Incorporate charitable planning into your
estate plan

The 2001/2003 tax cuts increased the threshold for taxable estates and dramatically reduced estate tax rates. Today, only the amounts of estates that exceed $5.34M are taxable, at a maximum rate of 40%.

Building flexibility into your estate plan by creating charitable trusts may help you respond to estate tax changes while you honor your commitment to favorite charities. You may create a Charitable Remainder Trust (CRT) or Charitable Lead Trust (CLT) during your lifetime or through your will. There are no limitations on the total amount you may donate from your estate to these trusts, and the assets you transfer to charity are not taxed.

Steps you might take now

One way to build flexibility into your estate plan is to name a donor-advised fund (DAF) as one of the beneficiaries for your charitable trusts.

Naming a DAF as the beneficiary of a charitable trust gives you and your heirs the ability to:

  • Change the charities you support from year to year without needing an attorney to revise trust language
  • Vary the amounts you donate each year
  • Give family members advisory privileges over the DAF in order to further your charitable legacy for generations to come

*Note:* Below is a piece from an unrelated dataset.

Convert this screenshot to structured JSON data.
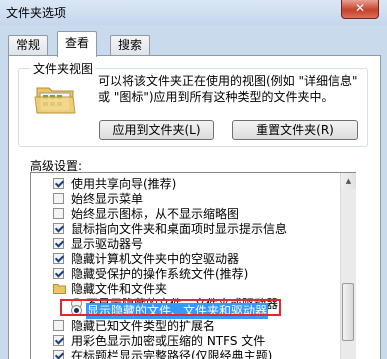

Learn more

Explore the benefits of using a donor-advised fund in your estate plan.